In 1922, the Wake Forest University Deacons started to rack up some pivotal wins, including one over rival Duke. The Deacons old nicknames like “Old Gold and Black” and the “Baptists” didn’t quite mesh with the new school spirit surrounding the athletic program, so Ahoskie sports editor Mayton Parker looked for a new term to capture the Deacon’s “devilish” spirit and thus coined the term “Demon Deacons.” The Demon Deacon was first personified by student Jack Baldwin in 1941 on a dare from his Fraternity brothers. He rushed onto the field riding a Carolina ram dressed in a top hat and tails.


4. UC Santa Cruz Banana Slugs (Santa Cruz, California)

Sammy the banana slug has been the official mascot of UC Santa Cruz since 1986 when students voted to overturn the school’s previous sea lion mascot. Sammy is now a beloved member of the Santa Cruz community and brings humor as well as energy to the UCSC athletic department.



“No known predators, no known problems. It might be an issue though because yellow is not my color.” – Adam Brager, UCSC class of 2017


5. Trinity Christian College Trolls (Palos Heights, Illinois)

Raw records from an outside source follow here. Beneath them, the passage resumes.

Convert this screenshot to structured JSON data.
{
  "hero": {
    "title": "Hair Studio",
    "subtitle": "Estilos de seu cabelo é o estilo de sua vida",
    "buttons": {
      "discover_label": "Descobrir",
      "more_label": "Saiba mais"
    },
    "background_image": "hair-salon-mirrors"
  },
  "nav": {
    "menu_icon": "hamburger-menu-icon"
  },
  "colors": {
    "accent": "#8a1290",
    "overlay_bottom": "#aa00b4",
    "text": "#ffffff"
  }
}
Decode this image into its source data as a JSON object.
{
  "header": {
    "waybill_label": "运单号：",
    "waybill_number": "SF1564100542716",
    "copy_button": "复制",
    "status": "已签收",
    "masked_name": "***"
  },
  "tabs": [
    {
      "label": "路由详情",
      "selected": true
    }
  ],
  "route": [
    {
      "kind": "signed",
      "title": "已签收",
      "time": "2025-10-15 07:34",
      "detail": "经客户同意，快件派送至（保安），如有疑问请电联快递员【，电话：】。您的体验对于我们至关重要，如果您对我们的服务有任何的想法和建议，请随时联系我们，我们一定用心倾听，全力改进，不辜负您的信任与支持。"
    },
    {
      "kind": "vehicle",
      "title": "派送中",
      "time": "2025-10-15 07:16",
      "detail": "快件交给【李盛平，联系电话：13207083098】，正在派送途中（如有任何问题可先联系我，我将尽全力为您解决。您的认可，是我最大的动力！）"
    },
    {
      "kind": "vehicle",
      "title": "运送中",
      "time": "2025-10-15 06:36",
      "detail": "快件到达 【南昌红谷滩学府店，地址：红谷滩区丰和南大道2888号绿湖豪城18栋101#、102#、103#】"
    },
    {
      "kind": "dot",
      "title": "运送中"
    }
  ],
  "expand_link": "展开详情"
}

Before Trinity Christian College’s debut basketball game in 1966, a professor was looking for a mascot name that would sound good with Trinity. While scanning the dictionary, he came upon the word troll, (a race of supernatural beings, sometimes conceived as giants and sometimes as dwarfs, inhabiting caves or subterranean dwellings) and the troll has been TCC’s mascot ever since.


6. Stanford Cardinal/Trees (Palo Alto, California)

 MCT Campus/ L. Francis

Until 1972, Stanford’s mascot had been an Indian (Native American) named Prince Lightfoot. However this bothered a group of Native American students and they successfully petitioned to get rid of the “Indian” mascot. Stripped of an official mascot, the Stanford athletic department reverted to “Cardinal” (a hue of the color red) which had been used to represent the school before Prince Lightfoot was introduced in 1930. The Stanford “Tree” was adopted by the school’s marching band and graces both the official seal of the University as well as the seal of Palo Alto.


“Especially being a Cal fan all my life, I didn’t have much love for the cardinal and the tree. The tree is kinda wacky and spontaneous; it’s going to take me awhile to warm up to it.” – Charlie Wiser, Stanford Class of 2017


7. Concordia College Cobbers (Moorhead, Minnesota)

When a group of students from another school satirically referred to Concordia College students as “Corncobs” in 1893, the Concordia students decided to embrace the name rather than allow it to become a term of ridicule. The new name caught on in 1928 when the Concordian used the name “Cobbers” in their sports reporting and the name became official in 1932 when the yearbook was changed from Scout to Cobber.


8. University of Arkansas at Monticello Boll Weevils (Monticello, Arizona)

A boll weevil is an insect that eats cotton and is relatively common in the South. In 1925, the school’s president, Frank Horsfall, gave the mascot its name at a pep rally before the school’s  first homecoming game.  According to the Drew County Historical Journal, Horsfall said, “The only gosh-darned thing that ever licked the South was the boll weevil. Boll weevils! That’s what you are – Boll Weevils!”


9. Texas Christian University Horned Frogs (Fort Worth, Texas)


The Horned Frog (actually a lizard) has been TCU’s mascot longer than TCU has been the university’s name. When AddRan Christian University (renamed TCU in 1902) was located in Waco in 1897, four students chose the Horned Frogs to be the school’s official mascot. In 1992, the Horned Frog was named the State Reptile of Texas.



“The horned frog is really strange considering it’s essentially just a tiny lizard. Like who’s going to be afraid of that? I’m sure I’ll get used to it though.” – Maddy Bush, TCU Class of 2017


10. Ohio State Buckeyes (Columbus, Ohio)

In 1965, Ohio State students Ray Bourhis and Sally Huber decided Ohio State needed a mascot. The contemplated a buck deer, but decided bringing a live buck deer into the stadium would cause too many problems. Instead, they selected the buckeye, the dark brown nut of the the official state tree of Ohio.